Thanks for your insights and I hope to see more from you.


on ‎04-02-2013 09:43 AM

JMetz, whatever is your Name....

from my point of view, Cisco abandoned the SAN/Storage Segment.

The Cisco strategy to become #1 of Player in SAN Market, is like the Intel Strategy they called "Flagship" Itanium Processor by Intel. Today the entire World knows the answer: at the end its was a "Flag....Flop"

Cisco spent years and Billion of $$$$, to create confusion in the Datacenter World, and continues to do that.

I'm very curious what's will come next.


by Scott Shimomura
on ‎04-02-2013 10:33 AM


I would expect nothing less than a thorough analysis of our content  from you. We appreciate the feedback since it's helping us refine our messaging to ensure it's as clear as possible.


on ‎04-04-2013 12:24 PM

Hello fmartell,
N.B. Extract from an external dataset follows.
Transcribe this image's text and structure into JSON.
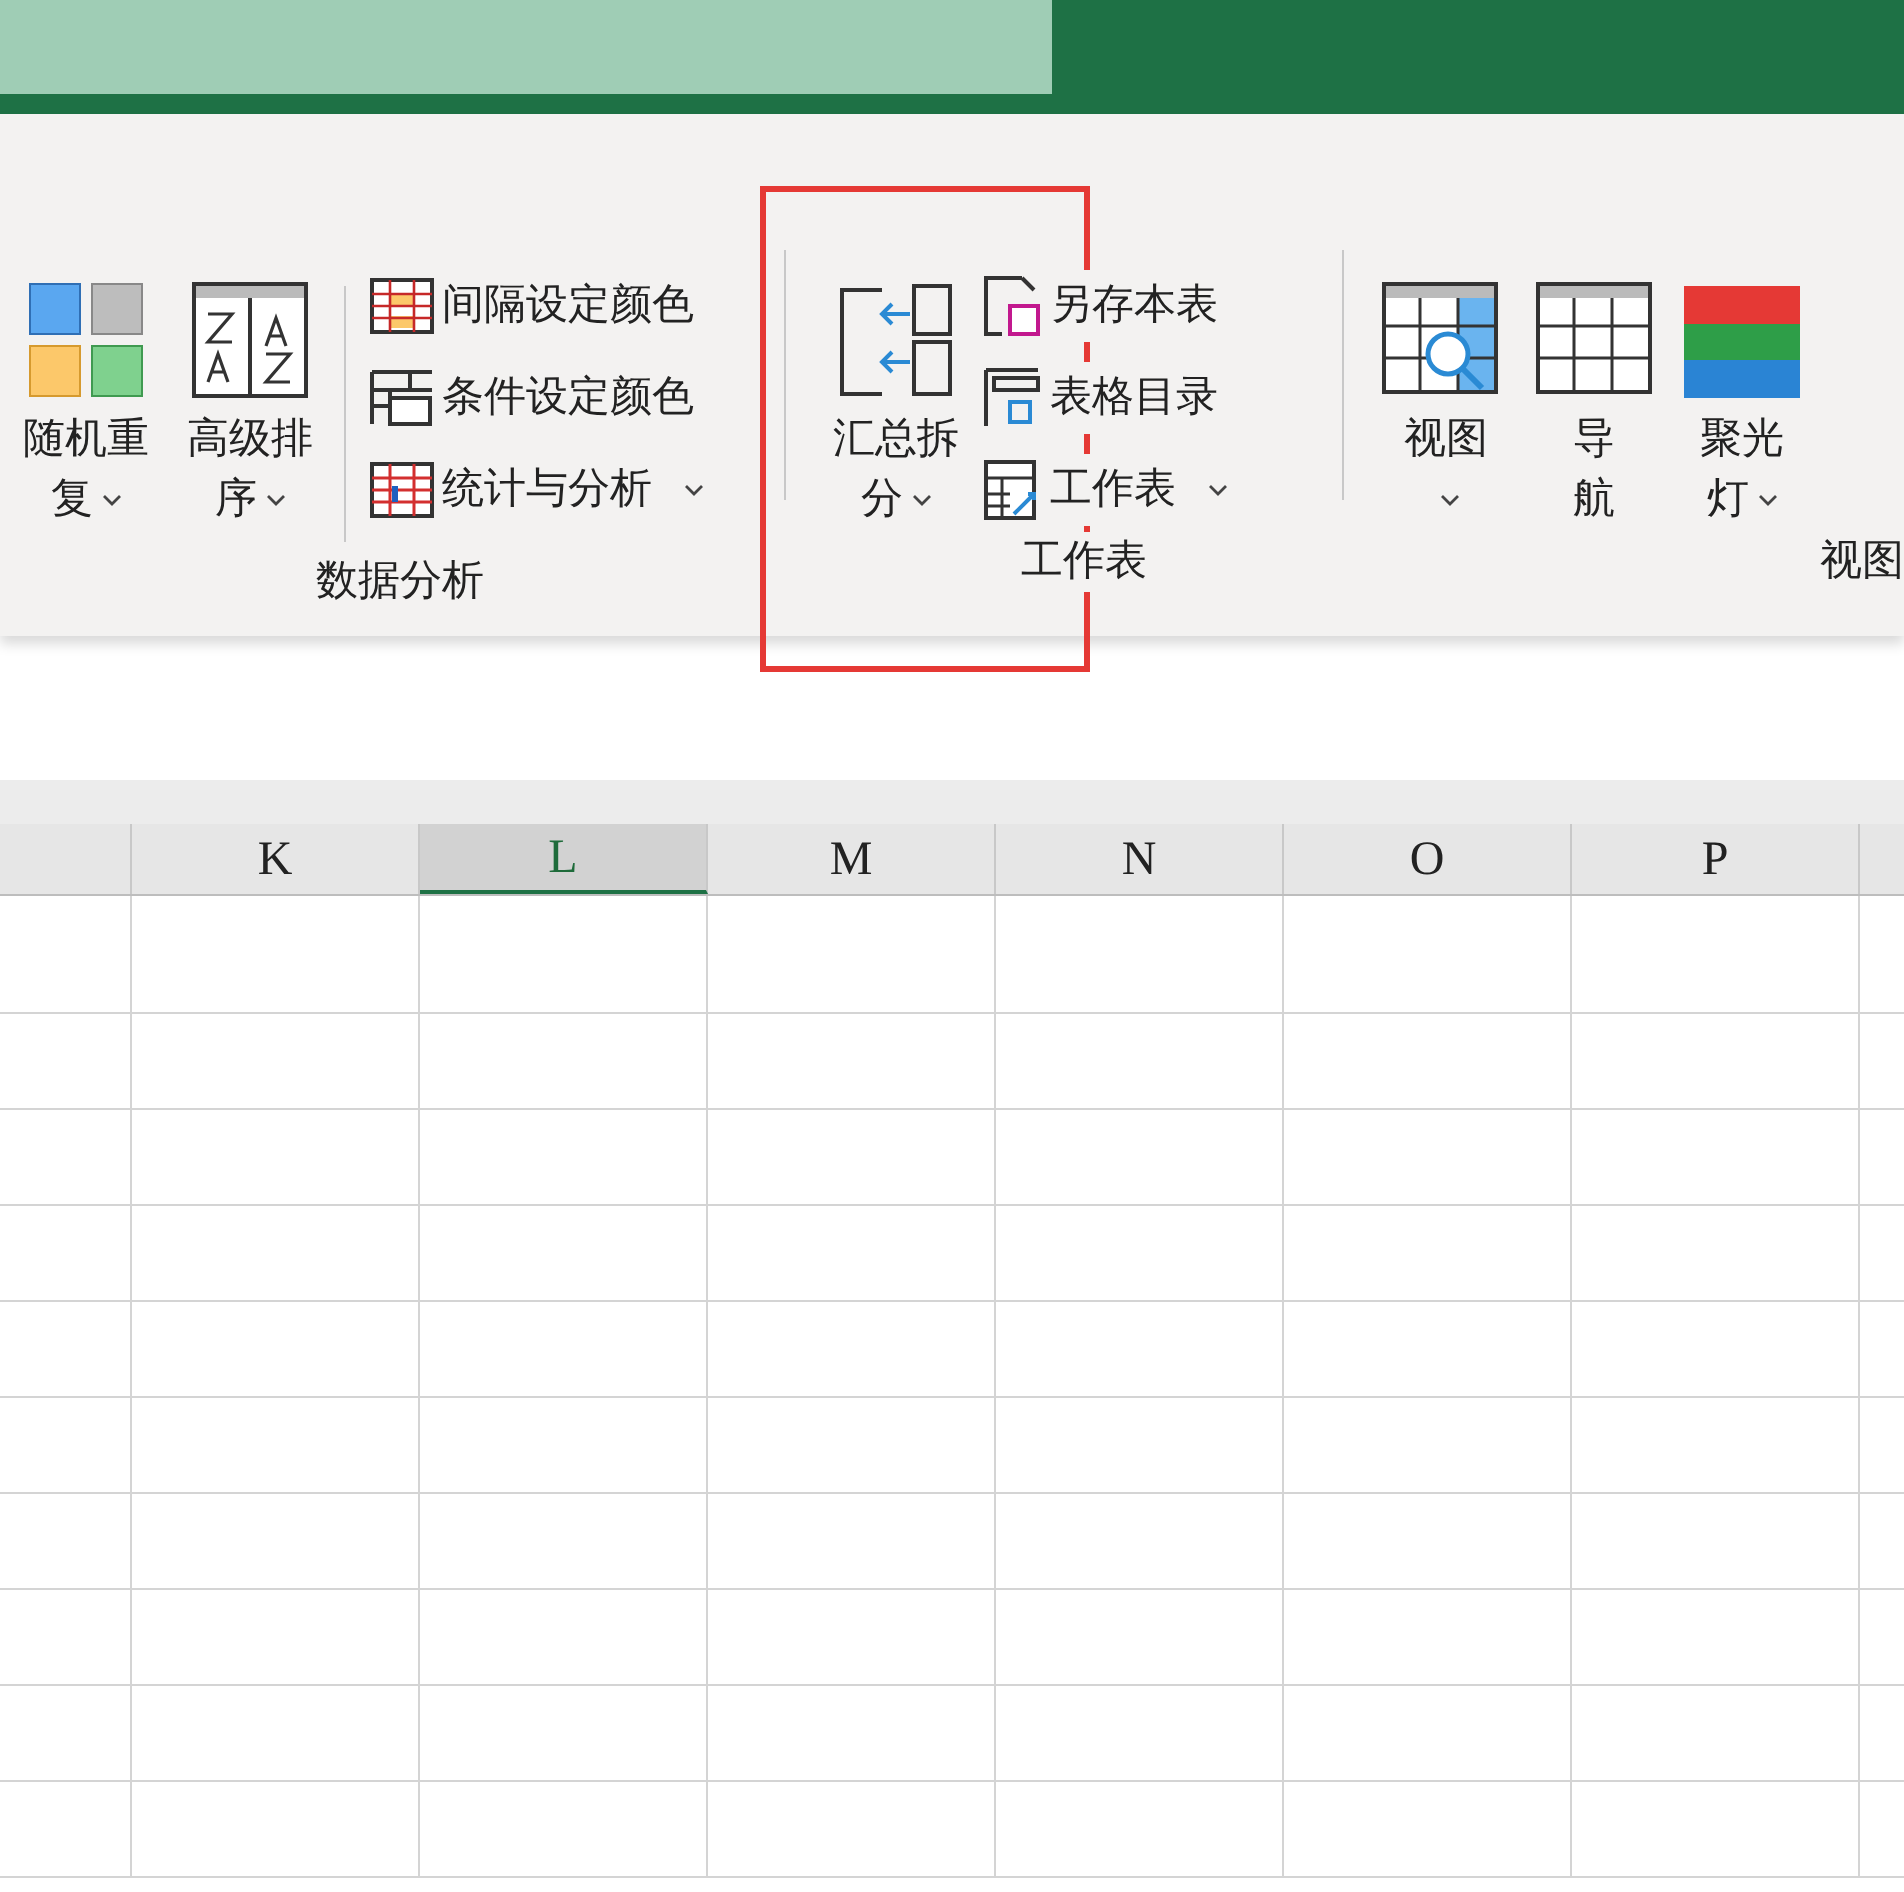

I wonder what FCoE functionality you reference is years behind Fibre Channel? FCoE is FC and it is gaining lots of momentum for blade server connectivity, and not just within Cisco UCS solutions, exactly for the reasons of lower cost and simplicity, that you mentioned. That war is pretty much lost for traditional Fibre Channel going forward. Rack mountable servers is still a mixed bag, but even there the advantages of converged fabric become increasingly apparent, especially in the new build-outs or refreshes. Everything needs to be refreshed at some point...

Taking FCoE to multi-hop (beyond FCoE NPV/NPIV concepts) still has some concerns that need to be addressed. This is still where traditional FC is going strong. In my mind, as those concerns are addressed going forward, we will see FCoE gaining market share in multi-hop connectivity as well.

Thank you,


P.S. I am Cisco employee.

by Scott Shimomura
on ‎04-08-2013 02:35 PM


Your statement the the "war is pretty much lost for traditional Fibre Channel going forward" is totally overstated. While FCoE has gained some traction in the blade server market, Fibre Channel remains a dominant storage interconnect. As an industry, embedded Fibre Channel port shipments across the industry have been steady over the last four years according to Dell'Oro. As VM densities continue to increase, customers will continue to choose purpose-built Fibre Channel embedded switches for dedicated bandwidth, lower latency infrastructure, and less complexity (organizational or technical). There will be plenty of customers that will continue to keep the networks separate for years to come.